Items from an interface collection

# # # # #

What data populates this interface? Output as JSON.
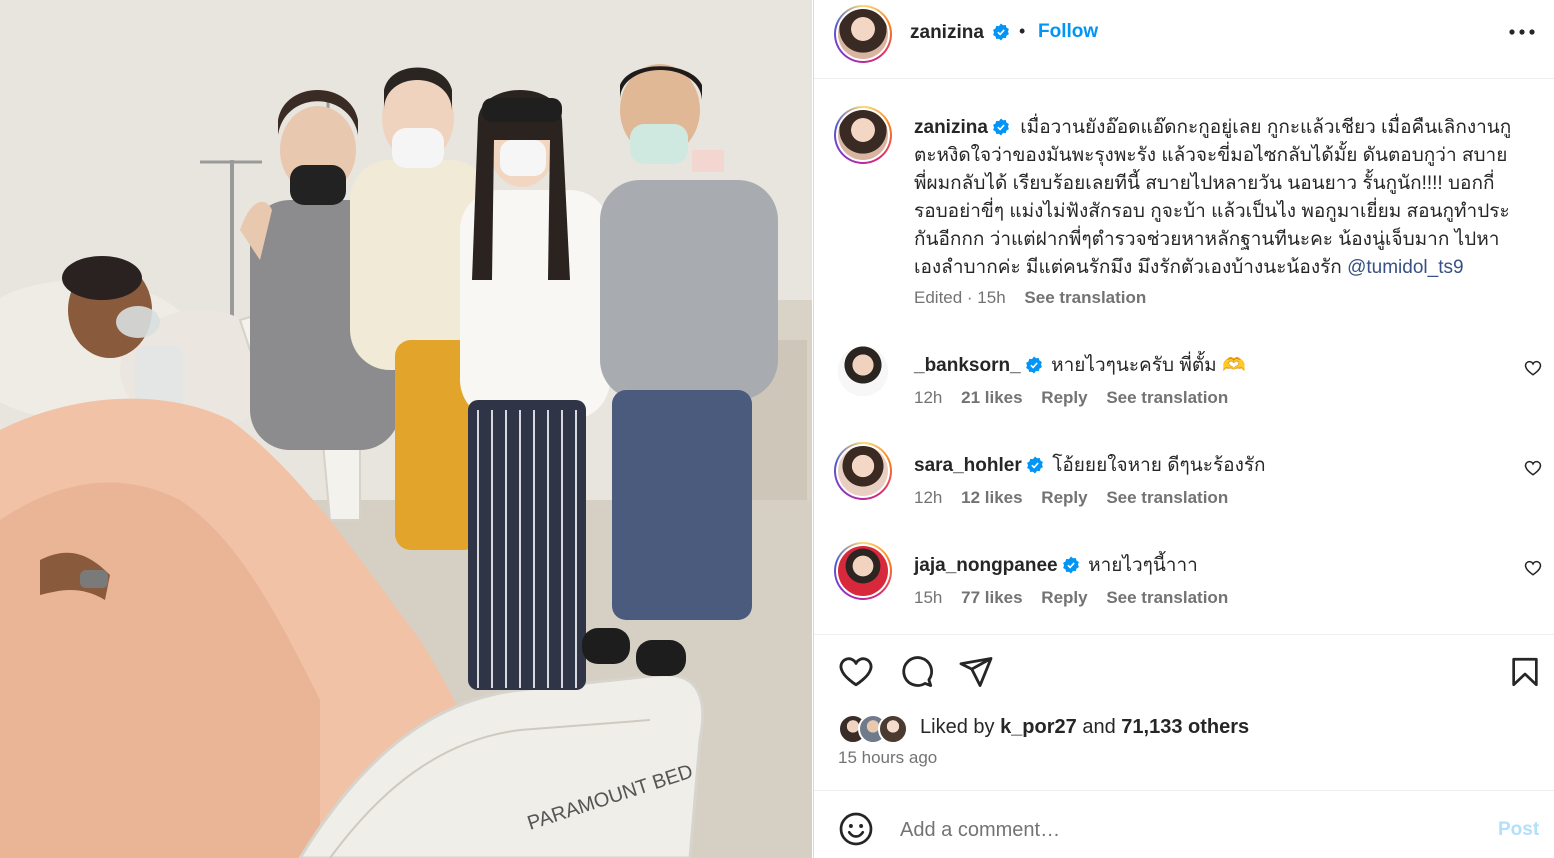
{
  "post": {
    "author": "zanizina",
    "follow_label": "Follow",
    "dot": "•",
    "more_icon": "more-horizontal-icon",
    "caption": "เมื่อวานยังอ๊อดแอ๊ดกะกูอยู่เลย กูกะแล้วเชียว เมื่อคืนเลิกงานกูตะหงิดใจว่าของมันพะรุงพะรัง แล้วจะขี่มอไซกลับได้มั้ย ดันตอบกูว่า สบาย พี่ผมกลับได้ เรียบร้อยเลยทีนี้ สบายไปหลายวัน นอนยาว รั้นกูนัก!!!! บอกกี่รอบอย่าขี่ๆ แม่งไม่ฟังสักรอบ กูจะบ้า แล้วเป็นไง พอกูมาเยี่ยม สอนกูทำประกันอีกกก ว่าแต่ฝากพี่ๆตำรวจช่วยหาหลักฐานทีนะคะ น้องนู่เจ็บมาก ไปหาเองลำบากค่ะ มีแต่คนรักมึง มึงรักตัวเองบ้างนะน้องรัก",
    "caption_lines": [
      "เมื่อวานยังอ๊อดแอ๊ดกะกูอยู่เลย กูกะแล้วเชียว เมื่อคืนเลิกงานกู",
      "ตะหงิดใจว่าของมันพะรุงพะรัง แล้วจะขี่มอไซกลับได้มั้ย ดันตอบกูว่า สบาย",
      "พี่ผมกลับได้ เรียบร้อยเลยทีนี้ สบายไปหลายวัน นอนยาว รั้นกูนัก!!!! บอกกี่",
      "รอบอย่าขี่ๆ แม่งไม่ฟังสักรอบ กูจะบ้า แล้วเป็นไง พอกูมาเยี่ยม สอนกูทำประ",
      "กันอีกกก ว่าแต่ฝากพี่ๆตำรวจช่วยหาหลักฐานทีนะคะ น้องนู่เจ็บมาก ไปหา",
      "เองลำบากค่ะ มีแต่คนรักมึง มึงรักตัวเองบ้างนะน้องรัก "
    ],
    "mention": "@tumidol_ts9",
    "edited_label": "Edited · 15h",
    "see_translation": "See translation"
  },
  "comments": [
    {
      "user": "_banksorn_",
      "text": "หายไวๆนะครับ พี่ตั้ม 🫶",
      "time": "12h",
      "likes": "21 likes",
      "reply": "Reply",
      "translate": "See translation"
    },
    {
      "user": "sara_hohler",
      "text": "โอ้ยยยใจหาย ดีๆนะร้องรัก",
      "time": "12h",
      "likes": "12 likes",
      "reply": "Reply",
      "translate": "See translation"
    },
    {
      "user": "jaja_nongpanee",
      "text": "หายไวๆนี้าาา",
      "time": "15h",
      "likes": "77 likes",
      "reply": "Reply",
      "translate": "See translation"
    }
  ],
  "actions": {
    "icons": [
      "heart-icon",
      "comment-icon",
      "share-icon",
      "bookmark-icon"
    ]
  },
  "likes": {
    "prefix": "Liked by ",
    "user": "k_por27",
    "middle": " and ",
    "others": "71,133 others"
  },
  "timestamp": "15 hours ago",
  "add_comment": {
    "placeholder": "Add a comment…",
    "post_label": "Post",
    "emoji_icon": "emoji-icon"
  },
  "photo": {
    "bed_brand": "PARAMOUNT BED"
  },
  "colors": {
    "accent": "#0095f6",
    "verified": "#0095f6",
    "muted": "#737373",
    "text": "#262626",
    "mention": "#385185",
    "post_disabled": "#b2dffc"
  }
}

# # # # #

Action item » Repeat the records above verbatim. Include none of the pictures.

Your solution »
What data populates this interface? Output as JSON.
{
  "post": {
    "author": "zanizina",
    "follow_label": "Follow",
    "dot": "•",
    "more_icon": "more-horizontal-icon",
    "caption": "เมื่อวานยังอ๊อดแอ๊ดกะกูอยู่เลย กูกะแล้วเชียว เมื่อคืนเลิกงานกูตะหงิดใจว่าของมันพะรุงพะรัง แล้วจะขี่มอไซกลับได้มั้ย ดันตอบกูว่า สบาย พี่ผมกลับได้ เรียบร้อยเลยทีนี้ สบายไปหลายวัน นอนยาว รั้นกูนัก!!!! บอกกี่รอบอย่าขี่ๆ แม่งไม่ฟังสักรอบ กูจะบ้า แล้วเป็นไง พอกูมาเยี่ยม สอนกูทำประกันอีกกก ว่าแต่ฝากพี่ๆตำรวจช่วยหาหลักฐานทีนะคะ น้องนู่เจ็บมาก ไปหาเองลำบากค่ะ มีแต่คนรักมึง มึงรักตัวเองบ้างนะน้องรัก",
    "caption_lines": [
      "เมื่อวานยังอ๊อดแอ๊ดกะกูอยู่เลย กูกะแล้วเชียว เมื่อคืนเลิกงานกู",
      "ตะหงิดใจว่าของมันพะรุงพะรัง แล้วจะขี่มอไซกลับได้มั้ย ดันตอบกูว่า สบาย",
      "พี่ผมกลับได้ เรียบร้อยเลยทีนี้ สบายไปหลายวัน นอนยาว รั้นกูนัก!!!! บอกกี่",
      "รอบอย่าขี่ๆ แม่งไม่ฟังสักรอบ กูจะบ้า แล้วเป็นไง พอกูมาเยี่ยม สอนกูทำประ",
      "กันอีกกก ว่าแต่ฝากพี่ๆตำรวจช่วยหาหลักฐานทีนะคะ น้องนู่เจ็บมาก ไปหา",
      "เองลำบากค่ะ มีแต่คนรักมึง มึงรักตัวเองบ้างนะน้องรัก "
    ],
    "mention": "@tumidol_ts9",
    "edited_label": "Edited · 15h",
    "see_translation": "See translation"
  },
  "comments": [
    {
      "user": "_banksorn_",
      "text": "หายไวๆนะครับ พี่ตั้ม 🫶",
      "time": "12h",
      "likes": "21 likes",
      "reply": "Reply",
      "translate": "See translation"
    },
    {
      "user": "sara_hohler",
      "text": "โอ้ยยยใจหาย ดีๆนะร้องรัก",
      "time": "12h",
      "likes": "12 likes",
      "reply": "Reply",
      "translate": "See translation"
    },
    {
      "user": "jaja_nongpanee",
      "text": "หายไวๆนี้าาา",
      "time": "15h",
      "likes": "77 likes",
      "reply": "Reply",
      "translate": "See translation"
    }
  ],
  "actions": {
    "icons": [
      "heart-icon",
      "comment-icon",
      "share-icon",
      "bookmark-icon"
    ]
  },
  "likes": {
    "prefix": "Liked by ",
    "user": "k_por27",
    "middle": " and ",
    "others": "71,133 others"
  },
  "timestamp": "15 hours ago",
  "add_comment": {
    "placeholder": "Add a comment…",
    "post_label": "Post",
    "emoji_icon": "emoji-icon"
  },
  "photo": {
    "bed_brand": "PARAMOUNT BED"
  },
  "colors": {
    "accent": "#0095f6",
    "verified": "#0095f6",
    "muted": "#737373",
    "text": "#262626",
    "mention": "#385185",
    "post_disabled": "#b2dffc"
  }
}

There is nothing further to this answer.